Output the records exactly, every one of them.

● The data
· · ·
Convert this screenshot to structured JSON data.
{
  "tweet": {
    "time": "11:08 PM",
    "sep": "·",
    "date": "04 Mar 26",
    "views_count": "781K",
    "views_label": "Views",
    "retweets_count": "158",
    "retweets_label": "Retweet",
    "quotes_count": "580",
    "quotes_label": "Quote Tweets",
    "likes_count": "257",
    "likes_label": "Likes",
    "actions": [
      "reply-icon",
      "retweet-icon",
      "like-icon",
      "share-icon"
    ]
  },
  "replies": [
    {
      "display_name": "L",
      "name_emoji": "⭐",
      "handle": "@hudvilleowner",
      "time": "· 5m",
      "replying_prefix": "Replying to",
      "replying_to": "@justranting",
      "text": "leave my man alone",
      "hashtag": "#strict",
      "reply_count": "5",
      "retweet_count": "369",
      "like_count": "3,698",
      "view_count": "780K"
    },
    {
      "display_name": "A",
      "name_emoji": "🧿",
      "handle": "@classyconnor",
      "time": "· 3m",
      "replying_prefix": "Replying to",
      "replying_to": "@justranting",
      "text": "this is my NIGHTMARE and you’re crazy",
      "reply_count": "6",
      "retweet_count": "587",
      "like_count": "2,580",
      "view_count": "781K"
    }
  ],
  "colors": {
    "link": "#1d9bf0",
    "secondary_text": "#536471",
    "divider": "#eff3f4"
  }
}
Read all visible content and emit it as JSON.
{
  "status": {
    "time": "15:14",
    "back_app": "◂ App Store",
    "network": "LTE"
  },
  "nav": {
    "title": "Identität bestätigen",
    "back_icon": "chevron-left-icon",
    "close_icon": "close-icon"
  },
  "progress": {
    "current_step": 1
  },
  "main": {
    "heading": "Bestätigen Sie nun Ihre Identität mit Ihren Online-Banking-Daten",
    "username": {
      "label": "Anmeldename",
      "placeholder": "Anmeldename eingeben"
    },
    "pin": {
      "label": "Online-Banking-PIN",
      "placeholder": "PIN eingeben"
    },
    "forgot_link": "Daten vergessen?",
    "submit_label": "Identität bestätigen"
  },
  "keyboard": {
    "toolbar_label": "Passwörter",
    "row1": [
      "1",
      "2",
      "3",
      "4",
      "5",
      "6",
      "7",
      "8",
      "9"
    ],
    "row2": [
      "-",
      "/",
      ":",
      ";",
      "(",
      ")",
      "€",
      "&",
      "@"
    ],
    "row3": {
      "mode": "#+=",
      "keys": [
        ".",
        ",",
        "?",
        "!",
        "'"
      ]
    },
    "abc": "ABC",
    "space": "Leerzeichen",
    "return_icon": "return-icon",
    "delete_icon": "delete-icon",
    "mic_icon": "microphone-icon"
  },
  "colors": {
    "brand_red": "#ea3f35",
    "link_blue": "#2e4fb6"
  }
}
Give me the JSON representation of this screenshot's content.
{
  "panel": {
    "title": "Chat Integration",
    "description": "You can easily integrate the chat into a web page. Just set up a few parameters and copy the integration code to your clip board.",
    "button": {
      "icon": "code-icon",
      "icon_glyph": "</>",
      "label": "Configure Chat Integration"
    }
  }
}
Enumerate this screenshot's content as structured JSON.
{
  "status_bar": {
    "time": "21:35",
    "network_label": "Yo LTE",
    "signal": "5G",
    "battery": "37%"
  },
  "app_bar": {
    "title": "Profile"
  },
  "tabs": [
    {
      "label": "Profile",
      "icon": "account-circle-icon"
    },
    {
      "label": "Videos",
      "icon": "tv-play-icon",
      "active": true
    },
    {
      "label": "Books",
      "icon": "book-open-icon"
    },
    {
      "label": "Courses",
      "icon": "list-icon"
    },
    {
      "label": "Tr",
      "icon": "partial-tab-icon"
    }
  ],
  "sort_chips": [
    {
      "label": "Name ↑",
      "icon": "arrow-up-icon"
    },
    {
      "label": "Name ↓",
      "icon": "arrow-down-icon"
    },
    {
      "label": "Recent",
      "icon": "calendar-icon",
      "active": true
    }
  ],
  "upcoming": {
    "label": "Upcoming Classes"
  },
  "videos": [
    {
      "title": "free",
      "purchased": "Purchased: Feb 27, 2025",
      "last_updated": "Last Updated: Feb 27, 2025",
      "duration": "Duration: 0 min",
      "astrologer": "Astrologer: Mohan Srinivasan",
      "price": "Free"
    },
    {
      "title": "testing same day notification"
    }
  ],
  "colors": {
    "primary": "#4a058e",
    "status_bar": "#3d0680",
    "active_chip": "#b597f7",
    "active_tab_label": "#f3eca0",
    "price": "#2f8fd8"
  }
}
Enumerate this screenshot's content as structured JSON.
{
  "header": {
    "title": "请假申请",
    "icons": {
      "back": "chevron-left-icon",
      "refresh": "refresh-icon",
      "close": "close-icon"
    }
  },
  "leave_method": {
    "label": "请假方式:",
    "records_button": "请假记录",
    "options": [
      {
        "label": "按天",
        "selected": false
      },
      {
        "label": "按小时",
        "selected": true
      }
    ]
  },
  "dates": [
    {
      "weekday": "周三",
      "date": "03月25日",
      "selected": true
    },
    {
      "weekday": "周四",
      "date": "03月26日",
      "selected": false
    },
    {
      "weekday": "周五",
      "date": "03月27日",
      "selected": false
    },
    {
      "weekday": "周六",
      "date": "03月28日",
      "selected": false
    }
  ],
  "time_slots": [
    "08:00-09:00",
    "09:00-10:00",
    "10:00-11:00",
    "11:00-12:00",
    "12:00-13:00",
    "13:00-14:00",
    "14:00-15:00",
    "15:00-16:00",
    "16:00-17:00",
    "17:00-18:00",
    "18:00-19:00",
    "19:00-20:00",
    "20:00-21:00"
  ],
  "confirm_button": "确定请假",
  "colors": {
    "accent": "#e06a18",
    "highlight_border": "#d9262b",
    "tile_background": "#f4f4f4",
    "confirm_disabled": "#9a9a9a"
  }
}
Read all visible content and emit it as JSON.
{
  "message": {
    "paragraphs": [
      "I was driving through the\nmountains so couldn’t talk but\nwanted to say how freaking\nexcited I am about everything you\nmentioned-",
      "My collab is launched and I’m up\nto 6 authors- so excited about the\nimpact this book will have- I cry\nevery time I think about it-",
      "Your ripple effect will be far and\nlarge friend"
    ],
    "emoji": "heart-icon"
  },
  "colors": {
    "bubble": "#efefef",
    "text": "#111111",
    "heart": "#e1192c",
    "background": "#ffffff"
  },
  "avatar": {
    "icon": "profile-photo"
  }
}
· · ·
● Expected answer
Convert this screenshot to structured JSON data.
{
  "tweet": {
    "time": "11:08 PM",
    "sep": "·",
    "date": "04 Mar 26",
    "views_count": "781K",
    "views_label": "Views",
    "retweets_count": "158",
    "retweets_label": "Retweet",
    "quotes_count": "580",
    "quotes_label": "Quote Tweets",
    "likes_count": "257",
    "likes_label": "Likes",
    "actions": [
      "reply-icon",
      "retweet-icon",
      "like-icon",
      "share-icon"
    ]
  },
  "replies": [
    {
      "display_name": "L",
      "name_emoji": "⭐",
      "handle": "@hudvilleowner",
      "time": "· 5m",
      "replying_prefix": "Replying to",
      "replying_to": "@justranting",
      "text": "leave my man alone",
      "hashtag": "#strict",
      "reply_count": "5",
      "retweet_count": "369",
      "like_count": "3,698",
      "view_count": "780K"
    },
    {
      "display_name": "A",
      "name_emoji": "🧿",
      "handle": "@classyconnor",
      "time": "· 3m",
      "replying_prefix": "Replying to",
      "replying_to": "@justranting",
      "text": "this is my NIGHTMARE and you’re crazy",
      "reply_count": "6",
      "retweet_count": "587",
      "like_count": "2,580",
      "view_count": "781K"
    }
  ],
  "colors": {
    "link": "#1d9bf0",
    "secondary_text": "#536471",
    "divider": "#eff3f4"
  }
}
Read all visible content and emit it as JSON.
{
  "status": {
    "time": "15:14",
    "back_app": "◂ App Store",
    "network": "LTE"
  },
  "nav": {
    "title": "Identität bestätigen",
    "back_icon": "chevron-left-icon",
    "close_icon": "close-icon"
  },
  "progress": {
    "current_step": 1
  },
  "main": {
    "heading": "Bestätigen Sie nun Ihre Identität mit Ihren Online-Banking-Daten",
    "username": {
      "label": "Anmeldename",
      "placeholder": "Anmeldename eingeben"
    },
    "pin": {
      "label": "Online-Banking-PIN",
      "placeholder": "PIN eingeben"
    },
    "forgot_link": "Daten vergessen?",
    "submit_label": "Identität bestätigen"
  },
  "keyboard": {
    "toolbar_label": "Passwörter",
    "row1": [
      "1",
      "2",
      "3",
      "4",
      "5",
      "6",
      "7",
      "8",
      "9"
    ],
    "row2": [
      "-",
      "/",
      ":",
      ";",
      "(",
      ")",
      "€",
      "&",
      "@"
    ],
    "row3": {
      "mode": "#+=",
      "keys": [
        ".",
        ",",
        "?",
        "!",
        "'"
      ]
    },
    "abc": "ABC",
    "space": "Leerzeichen",
    "return_icon": "return-icon",
    "delete_icon": "delete-icon",
    "mic_icon": "microphone-icon"
  },
  "colors": {
    "brand_red": "#ea3f35",
    "link_blue": "#2e4fb6"
  }
}
Give me the JSON representation of this screenshot's content.
{
  "panel": {
    "title": "Chat Integration",
    "description": "You can easily integrate the chat into a web page. Just set up a few parameters and copy the integration code to your clip board.",
    "button": {
      "icon": "code-icon",
      "icon_glyph": "</>",
      "label": "Configure Chat Integration"
    }
  }
}
Enumerate this screenshot's content as structured JSON.
{
  "status_bar": {
    "time": "21:35",
    "network_label": "Yo LTE",
    "signal": "5G",
    "battery": "37%"
  },
  "app_bar": {
    "title": "Profile"
  },
  "tabs": [
    {
      "label": "Profile",
      "icon": "account-circle-icon"
    },
    {
      "label": "Videos",
      "icon": "tv-play-icon",
      "active": true
    },
    {
      "label": "Books",
      "icon": "book-open-icon"
    },
    {
      "label": "Courses",
      "icon": "list-icon"
    },
    {
      "label": "Tr",
      "icon": "partial-tab-icon"
    }
  ],
  "sort_chips": [
    {
      "label": "Name ↑",
      "icon": "arrow-up-icon"
    },
    {
      "label": "Name ↓",
      "icon": "arrow-down-icon"
    },
    {
      "label": "Recent",
      "icon": "calendar-icon",
      "active": true
    }
  ],
  "upcoming": {
    "label": "Upcoming Classes"
  },
  "videos": [
    {
      "title": "free",
      "purchased": "Purchased: Feb 27, 2025",
      "last_updated": "Last Updated: Feb 27, 2025",
      "duration": "Duration: 0 min",
      "astrologer": "Astrologer: Mohan Srinivasan",
      "price": "Free"
    },
    {
      "title": "testing same day notification"
    }
  ],
  "colors": {
    "primary": "#4a058e",
    "status_bar": "#3d0680",
    "active_chip": "#b597f7",
    "active_tab_label": "#f3eca0",
    "price": "#2f8fd8"
  }
}
Enumerate this screenshot's content as structured JSON.
{
  "header": {
    "title": "请假申请",
    "icons": {
      "back": "chevron-left-icon",
      "refresh": "refresh-icon",
      "close": "close-icon"
    }
  },
  "leave_method": {
    "label": "请假方式:",
    "records_button": "请假记录",
    "options": [
      {
        "label": "按天",
        "selected": false
      },
      {
        "label": "按小时",
        "selected": true
      }
    ]
  },
  "dates": [
    {
      "weekday": "周三",
      "date": "03月25日",
      "selected": true
    },
    {
      "weekday": "周四",
      "date": "03月26日",
      "selected": false
    },
    {
      "weekday": "周五",
      "date": "03月27日",
      "selected": false
    },
    {
      "weekday": "周六",
      "date": "03月28日",
      "selected": false
    }
  ],
  "time_slots": [
    "08:00-09:00",
    "09:00-10:00",
    "10:00-11:00",
    "11:00-12:00",
    "12:00-13:00",
    "13:00-14:00",
    "14:00-15:00",
    "15:00-16:00",
    "16:00-17:00",
    "17:00-18:00",
    "18:00-19:00",
    "19:00-20:00",
    "20:00-21:00"
  ],
  "confirm_button": "确定请假",
  "colors": {
    "accent": "#e06a18",
    "highlight_border": "#d9262b",
    "tile_background": "#f4f4f4",
    "confirm_disabled": "#9a9a9a"
  }
}
Read all visible content and emit it as JSON.
{
  "message": {
    "paragraphs": [
      "I was driving through the\nmountains so couldn’t talk but\nwanted to say how freaking\nexcited I am about everything you\nmentioned-",
      "My collab is launched and I’m up\nto 6 authors- so excited about the\nimpact this book will have- I cry\nevery time I think about it-",
      "Your ripple effect will be far and\nlarge friend"
    ],
    "emoji": "heart-icon"
  },
  "colors": {
    "bubble": "#efefef",
    "text": "#111111",
    "heart": "#e1192c",
    "background": "#ffffff"
  },
  "avatar": {
    "icon": "profile-photo"
  }
}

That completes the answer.